Paul R. Hoard

On Pleasure and Games

Over the past couple of decades, the board game industry has exploded. Game-related stores, cafes, bars, and conventions have been popping up all over the world, and the game industry produced about $18 billion in revenue for 2022, a number that is expected to steadily rise.[1] Although this growth can be analyzed from many different […]

Casey Andrew Perkins

The Future Is Diaconal

In June of 2023, I was ordained a deacon in the Episcopal Church. And the thing that everyone seems to want to know is why—why not remain a layperson or why not become a priest? The short answer is that this is the vocation to which I believe I am called, but there’s much more […]

L. B. Blackwell


In retrospect, I can say that I joined the church out of basic need; I was becoming a Christian, and as the religion can’t be practiced alone, I needed to try to align myself with a community of faith. —Kathleen Norris I am looking out the large front windows of the Sister Mary Anselm Hermitage. […]

Kyle Stevenson

Rich Wounds Yet Visible

I have a disability, I am Black, and I am an ordained Baptist minister. I grew up in the Black Baptist church tradition, a tradition with sermons and songs that have interpreted the healing texts in the Gospels through an ableist lens. That means that in my church and many others, we have normalized a […]
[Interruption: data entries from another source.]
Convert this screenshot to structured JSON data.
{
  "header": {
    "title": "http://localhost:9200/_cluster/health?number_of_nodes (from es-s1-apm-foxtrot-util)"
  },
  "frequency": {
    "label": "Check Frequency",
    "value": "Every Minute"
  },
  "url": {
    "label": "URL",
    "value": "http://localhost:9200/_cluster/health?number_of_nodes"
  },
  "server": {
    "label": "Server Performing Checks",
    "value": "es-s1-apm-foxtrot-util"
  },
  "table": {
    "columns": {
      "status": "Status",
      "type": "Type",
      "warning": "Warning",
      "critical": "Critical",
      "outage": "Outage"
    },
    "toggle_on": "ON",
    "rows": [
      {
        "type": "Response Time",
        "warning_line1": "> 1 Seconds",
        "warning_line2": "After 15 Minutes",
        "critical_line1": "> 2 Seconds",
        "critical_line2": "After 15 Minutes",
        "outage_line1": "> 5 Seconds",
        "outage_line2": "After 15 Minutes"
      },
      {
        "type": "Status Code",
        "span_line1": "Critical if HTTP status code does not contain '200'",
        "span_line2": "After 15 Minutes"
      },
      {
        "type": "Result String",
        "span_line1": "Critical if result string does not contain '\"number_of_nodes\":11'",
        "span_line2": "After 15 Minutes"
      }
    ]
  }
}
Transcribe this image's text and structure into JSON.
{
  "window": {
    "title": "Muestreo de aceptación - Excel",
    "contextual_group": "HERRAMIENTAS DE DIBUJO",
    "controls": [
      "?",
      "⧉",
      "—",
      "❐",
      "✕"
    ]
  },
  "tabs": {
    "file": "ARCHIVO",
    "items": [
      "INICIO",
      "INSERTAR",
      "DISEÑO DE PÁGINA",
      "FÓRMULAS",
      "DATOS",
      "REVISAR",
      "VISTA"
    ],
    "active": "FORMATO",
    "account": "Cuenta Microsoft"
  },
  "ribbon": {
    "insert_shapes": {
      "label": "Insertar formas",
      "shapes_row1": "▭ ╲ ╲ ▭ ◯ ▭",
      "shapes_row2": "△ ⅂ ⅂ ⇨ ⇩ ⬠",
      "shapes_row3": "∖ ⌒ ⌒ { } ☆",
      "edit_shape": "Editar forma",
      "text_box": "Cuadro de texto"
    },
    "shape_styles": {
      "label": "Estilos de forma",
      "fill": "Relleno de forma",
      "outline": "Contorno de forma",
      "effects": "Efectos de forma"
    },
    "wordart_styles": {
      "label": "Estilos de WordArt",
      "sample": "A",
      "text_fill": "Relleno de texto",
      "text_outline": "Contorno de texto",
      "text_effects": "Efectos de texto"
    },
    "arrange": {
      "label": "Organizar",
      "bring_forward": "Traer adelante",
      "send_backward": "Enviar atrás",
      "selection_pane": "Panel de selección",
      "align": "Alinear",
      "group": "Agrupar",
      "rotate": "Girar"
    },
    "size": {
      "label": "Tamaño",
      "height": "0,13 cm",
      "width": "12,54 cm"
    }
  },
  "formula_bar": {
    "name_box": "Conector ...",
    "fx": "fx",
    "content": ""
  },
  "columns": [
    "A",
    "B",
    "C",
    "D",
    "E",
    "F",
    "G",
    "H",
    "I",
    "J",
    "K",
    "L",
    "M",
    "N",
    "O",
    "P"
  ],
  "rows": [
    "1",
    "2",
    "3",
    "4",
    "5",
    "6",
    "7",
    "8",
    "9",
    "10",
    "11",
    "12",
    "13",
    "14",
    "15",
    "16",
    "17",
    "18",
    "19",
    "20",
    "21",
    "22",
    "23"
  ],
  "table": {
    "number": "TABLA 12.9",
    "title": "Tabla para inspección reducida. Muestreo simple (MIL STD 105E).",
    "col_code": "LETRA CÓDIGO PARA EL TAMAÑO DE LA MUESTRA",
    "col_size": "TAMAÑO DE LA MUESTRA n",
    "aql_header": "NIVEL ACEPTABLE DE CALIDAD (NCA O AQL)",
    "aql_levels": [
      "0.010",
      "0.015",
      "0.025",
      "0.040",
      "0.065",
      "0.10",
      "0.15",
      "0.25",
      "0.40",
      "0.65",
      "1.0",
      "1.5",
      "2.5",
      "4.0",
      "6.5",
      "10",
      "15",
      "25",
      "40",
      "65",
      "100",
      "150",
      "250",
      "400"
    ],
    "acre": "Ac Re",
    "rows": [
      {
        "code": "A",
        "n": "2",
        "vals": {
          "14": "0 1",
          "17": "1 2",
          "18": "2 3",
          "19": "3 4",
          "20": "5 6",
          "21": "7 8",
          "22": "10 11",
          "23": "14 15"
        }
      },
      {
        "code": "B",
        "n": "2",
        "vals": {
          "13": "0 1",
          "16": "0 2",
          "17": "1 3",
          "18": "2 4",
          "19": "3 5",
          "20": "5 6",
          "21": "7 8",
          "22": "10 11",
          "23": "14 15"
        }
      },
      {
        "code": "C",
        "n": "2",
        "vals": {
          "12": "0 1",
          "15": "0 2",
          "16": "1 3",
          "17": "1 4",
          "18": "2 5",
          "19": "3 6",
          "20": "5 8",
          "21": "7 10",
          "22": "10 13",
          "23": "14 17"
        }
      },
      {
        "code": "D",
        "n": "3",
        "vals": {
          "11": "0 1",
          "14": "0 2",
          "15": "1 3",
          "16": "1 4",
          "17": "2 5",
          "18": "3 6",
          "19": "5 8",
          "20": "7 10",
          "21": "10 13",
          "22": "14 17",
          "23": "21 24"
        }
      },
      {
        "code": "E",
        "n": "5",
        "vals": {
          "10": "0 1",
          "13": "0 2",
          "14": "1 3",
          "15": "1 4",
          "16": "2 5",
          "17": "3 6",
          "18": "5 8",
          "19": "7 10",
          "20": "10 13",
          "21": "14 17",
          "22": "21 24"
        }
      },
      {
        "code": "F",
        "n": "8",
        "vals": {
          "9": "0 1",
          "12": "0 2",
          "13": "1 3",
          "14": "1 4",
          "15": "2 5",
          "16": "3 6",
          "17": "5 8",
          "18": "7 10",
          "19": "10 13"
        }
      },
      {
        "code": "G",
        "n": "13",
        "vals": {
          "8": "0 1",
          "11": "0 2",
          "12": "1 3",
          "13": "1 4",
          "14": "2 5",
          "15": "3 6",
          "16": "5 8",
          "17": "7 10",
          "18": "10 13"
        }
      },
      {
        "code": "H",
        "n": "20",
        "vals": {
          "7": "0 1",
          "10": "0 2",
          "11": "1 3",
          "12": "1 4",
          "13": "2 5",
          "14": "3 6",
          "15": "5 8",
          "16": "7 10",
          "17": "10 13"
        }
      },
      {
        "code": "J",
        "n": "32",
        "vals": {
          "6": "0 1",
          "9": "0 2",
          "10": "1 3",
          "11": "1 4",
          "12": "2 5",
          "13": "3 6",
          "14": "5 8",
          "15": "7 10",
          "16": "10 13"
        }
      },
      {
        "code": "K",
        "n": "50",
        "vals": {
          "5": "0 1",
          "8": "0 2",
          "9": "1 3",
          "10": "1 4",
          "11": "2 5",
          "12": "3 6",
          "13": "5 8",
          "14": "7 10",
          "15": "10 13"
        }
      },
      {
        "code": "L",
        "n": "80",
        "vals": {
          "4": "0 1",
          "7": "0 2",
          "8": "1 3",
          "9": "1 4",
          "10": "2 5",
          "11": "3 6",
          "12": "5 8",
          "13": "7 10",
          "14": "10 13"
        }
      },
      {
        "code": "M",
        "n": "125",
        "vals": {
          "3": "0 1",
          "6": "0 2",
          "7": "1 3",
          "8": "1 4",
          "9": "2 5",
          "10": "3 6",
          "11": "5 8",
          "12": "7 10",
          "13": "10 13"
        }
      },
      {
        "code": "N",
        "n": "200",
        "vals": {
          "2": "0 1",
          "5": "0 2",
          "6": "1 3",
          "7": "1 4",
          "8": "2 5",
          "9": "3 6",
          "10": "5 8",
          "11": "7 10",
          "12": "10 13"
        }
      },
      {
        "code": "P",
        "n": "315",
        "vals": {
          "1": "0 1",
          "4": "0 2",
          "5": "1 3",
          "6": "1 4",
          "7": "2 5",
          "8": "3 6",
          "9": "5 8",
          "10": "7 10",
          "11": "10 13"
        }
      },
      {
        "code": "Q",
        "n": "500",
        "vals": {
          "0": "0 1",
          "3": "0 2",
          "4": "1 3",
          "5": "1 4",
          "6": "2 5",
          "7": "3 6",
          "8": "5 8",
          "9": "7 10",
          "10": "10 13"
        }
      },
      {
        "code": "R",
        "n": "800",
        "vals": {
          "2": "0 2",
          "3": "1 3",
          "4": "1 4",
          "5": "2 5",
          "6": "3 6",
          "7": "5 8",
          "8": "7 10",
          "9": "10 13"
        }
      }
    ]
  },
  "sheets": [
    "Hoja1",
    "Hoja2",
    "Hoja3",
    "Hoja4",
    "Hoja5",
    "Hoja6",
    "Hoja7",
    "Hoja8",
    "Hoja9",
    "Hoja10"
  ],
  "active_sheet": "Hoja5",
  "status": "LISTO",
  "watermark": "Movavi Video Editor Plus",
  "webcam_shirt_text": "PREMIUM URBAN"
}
Justin Coyle

Theology in Retrograde

I I am sometimes asked how serving as a deacon in the Ukrainian Greek Catholic Church shapes the way I read and write and teach theology. The truth is that I cosset a general allergy to the question. Answers to it often decline into styles, and each of these styles court reduction. One style reduces […]

Kirsten Sanders
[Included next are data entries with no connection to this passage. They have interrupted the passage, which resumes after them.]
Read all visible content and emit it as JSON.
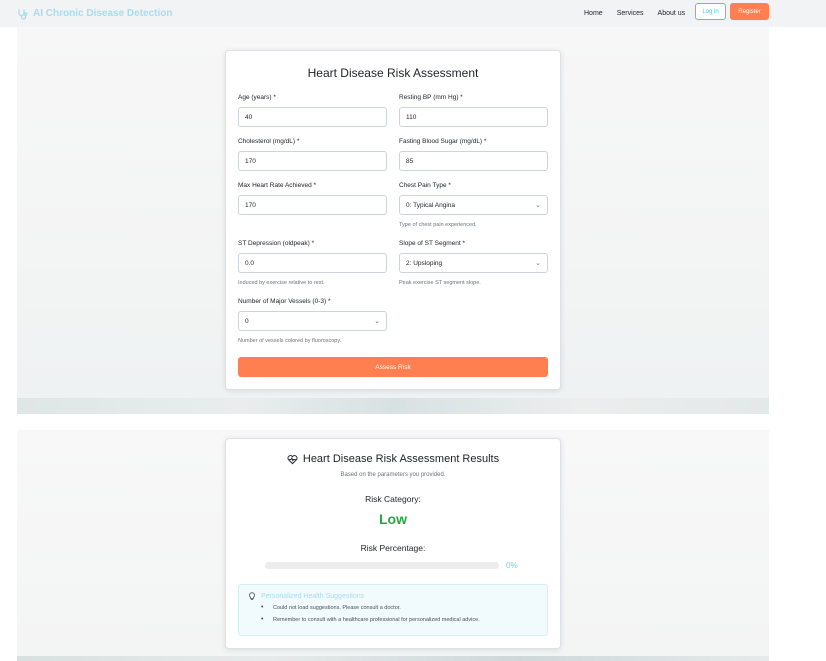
{
  "navbar": {
    "brand": "AI Chronic Disease Detection",
    "brand_color": "#a9dcec",
    "links": [
      "Home",
      "Services",
      "About us"
    ],
    "login_label": "Log in",
    "register_label": "Register",
    "accent": "#ff7f50"
  },
  "form": {
    "title": "Heart Disease Risk Assessment",
    "fields": {
      "age": {
        "label": "Age (years) *",
        "value": "40"
      },
      "resting_bp": {
        "label": "Resting BP (mm Hg) *",
        "value": "110"
      },
      "cholesterol": {
        "label": "Cholesterol (mg/dL) *",
        "value": "170"
      },
      "fasting_sugar": {
        "label": "Fasting Blood Sugar (mg/dL) *",
        "value": "85"
      },
      "max_hr": {
        "label": "Max Heart Rate Achieved *",
        "value": "170"
      },
      "chest_pain": {
        "label": "Chest Pain Type *",
        "value": "0: Typical Angina",
        "help": "Type of chest pain experienced."
      },
      "st_depression": {
        "label": "ST Depression (oldpeak) *",
        "value": "0.0",
        "help": "Induced by exercise relative to rest."
      },
      "slope": {
        "label": "Slope of ST Segment *",
        "value": "2: Upsloping",
        "help": "Peak exercise ST segment slope."
      },
      "vessels": {
        "label": "Number of Major Vessels (0-3) *",
        "value": "0",
        "help": "Number of vessels colored by fluoroscopy."
      }
    },
    "submit_label": "Assess Risk"
  },
  "results": {
    "title": "Heart Disease Risk Assessment Results",
    "subtitle": "Based on the parameters you provided.",
    "risk_category_label": "Risk Category:",
    "risk_category_value": "Low",
    "risk_category_color": "#28a745",
    "risk_percentage_label": "Risk Percentage:",
    "risk_percentage_value": "0%",
    "risk_percentage": 0,
    "suggestions_title": "Personalized Health Suggestions",
    "suggestions": [
      "Could not load suggestions. Please consult a doctor.",
      "Remember to consult with a healthcare professional for personalized medical advice."
    ]
  }
}
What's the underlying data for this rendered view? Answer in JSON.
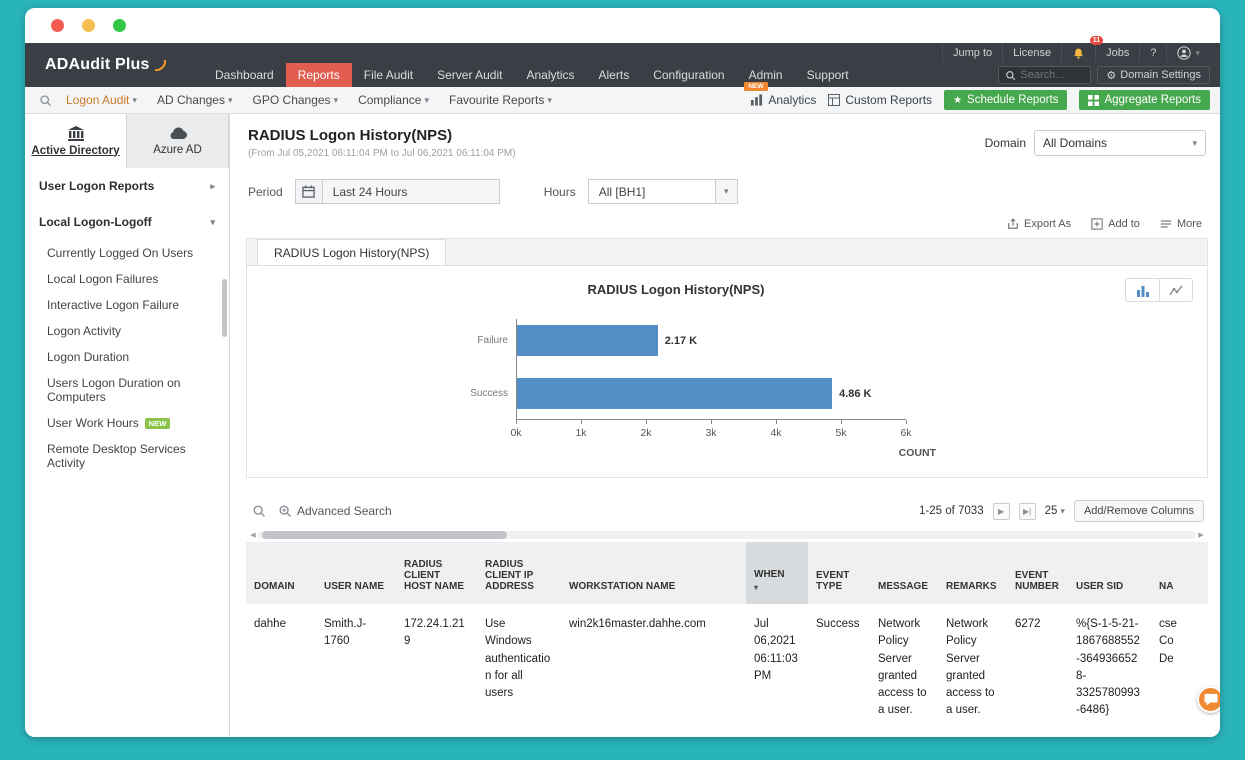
{
  "topbar": {
    "brand": "ADAudit Plus",
    "utility": {
      "jump_to": "Jump to",
      "license": "License",
      "bell_badge": "11",
      "jobs": "Jobs",
      "help": "?"
    },
    "nav": [
      "Dashboard",
      "Reports",
      "File Audit",
      "Server Audit",
      "Analytics",
      "Alerts",
      "Configuration",
      "Admin",
      "Support"
    ],
    "active_nav": "Reports",
    "search_placeholder": "Search...",
    "domain_settings": "Domain Settings"
  },
  "ribbon": {
    "menus": [
      "Logon Audit",
      "AD Changes",
      "GPO Changes",
      "Compliance",
      "Favourite Reports"
    ],
    "analytics": {
      "label": "Analytics",
      "badge": "NEW"
    },
    "custom_reports": "Custom Reports",
    "schedule_reports": "Schedule Reports",
    "aggregate_reports": "Aggregate Reports"
  },
  "sidebar": {
    "tabs": [
      {
        "label": "Active Directory"
      },
      {
        "label": "Azure AD"
      }
    ],
    "sections": [
      {
        "label": "User Logon Reports"
      },
      {
        "label": "Local Logon-Logoff"
      }
    ],
    "items": [
      {
        "label": "Currently Logged On Users"
      },
      {
        "label": "Local Logon Failures"
      },
      {
        "label": "Interactive Logon Failure"
      },
      {
        "label": "Logon Activity"
      },
      {
        "label": "Logon Duration"
      },
      {
        "label": "Users Logon Duration on Computers"
      },
      {
        "label": "User Work Hours",
        "badge": "NEW"
      },
      {
        "label": "Remote Desktop Services Activity"
      }
    ]
  },
  "report": {
    "title": "RADIUS Logon History(NPS)",
    "subtitle": "(From Jul 05,2021 06:11:04 PM to Jul 06,2021 06:11:04 PM)",
    "domain_label": "Domain",
    "domain_value": "All Domains",
    "period_label": "Period",
    "period_value": "Last 24 Hours",
    "hours_label": "Hours",
    "hours_value": "All [BH1]",
    "export_as": "Export As",
    "add_to": "Add to",
    "more": "More",
    "tab": "RADIUS Logon History(NPS)"
  },
  "chart_data": {
    "type": "bar",
    "orientation": "horizontal",
    "title": "RADIUS Logon History(NPS)",
    "categories": [
      "Failure",
      "Success"
    ],
    "values": [
      2170,
      4860
    ],
    "value_labels": [
      "2.17 K",
      "4.86 K"
    ],
    "xlabel": "COUNT",
    "x_ticks": [
      "0k",
      "1k",
      "2k",
      "3k",
      "4k",
      "5k",
      "6k"
    ],
    "xlim": [
      0,
      6000
    ],
    "bar_color": "#538fc6",
    "grid": false,
    "legend": false
  },
  "table": {
    "advanced_search": "Advanced Search",
    "pagination": "1-25 of 7033",
    "page_size": "25",
    "add_remove_columns": "Add/Remove Columns",
    "sorted_column": "WHEN",
    "columns": [
      "DOMAIN",
      "USER NAME",
      "RADIUS CLIENT HOST NAME",
      "RADIUS CLIENT IP ADDRESS",
      "WORKSTATION NAME",
      "WHEN",
      "EVENT TYPE",
      "MESSAGE",
      "REMARKS",
      "EVENT NUMBER",
      "USER SID",
      "NA"
    ],
    "rows": [
      [
        "dahhe",
        "Smith.J-1760",
        "172.24.1.219",
        "Use Windows authentication for all users",
        "win2k16master.dahhe.com",
        "Jul 06,2021 06:11:03 PM",
        "Success",
        "Network Policy Server granted access to a user.",
        "Network Policy Server granted access to a user.",
        "6272",
        "%{S-1-5-21-1867688552-3649366528-3325780993-6486}",
        "cse\nCo\nDe"
      ]
    ]
  },
  "colors": {
    "frame": "#29b3ba",
    "header_bg": "#3a3f45",
    "active_nav": "#e15d50",
    "green_button": "#46a84c",
    "bar": "#538fc6",
    "new_badge": "#8bc34a"
  }
}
The Map Is Not the Territory

Meghan Larissa Good, Divine Gravity: Sparking a Movement to Recover a Better Christian Story (Harrisonburg, VA: Herald, 2023). Aaron Renn, Life in the Negative World: Confronting Challenges in an Anti-Christian Culture (Grand Rapids, MI: Zondervan Reflective, 2024). People’s ideas of geography are not founded on actual facts but on Mercator’s map. —G. J. Morrison, British […]

Kate Rae Davis

Seeking Uncertainty

The lasagna is just being served when she asks what we all think about the use of mushrooms in therapeutic practices. A retiree tells about using psychedelics in the ’70s and the immediate transformation he experienced. That leads to a conversation on slower, more mundane transformations. We go around the table, each of us sharing […]

John Swinton

Sharing in the Life of Jesus

Not so long ago I was talking to a friend, Jeanette, who had just been diagnosed with dementia. It came as quite a shock to her. She said that her first response was fear; she was afraid that she was somehow going to lose herself. With fear came a sense of embarrassment. “I know how […]

Paul Dafydd Jones

The Unconfinable God

I. What is the church? I am somewhat confident when I begin to formulate a doctrinal response to this question. The church is an assembly of creatures that materializes Christ’s body at a particular moment in space and time. It convenes in Christ’s name; it continues his lifelong prayer to God; it exhibits the kingdom […]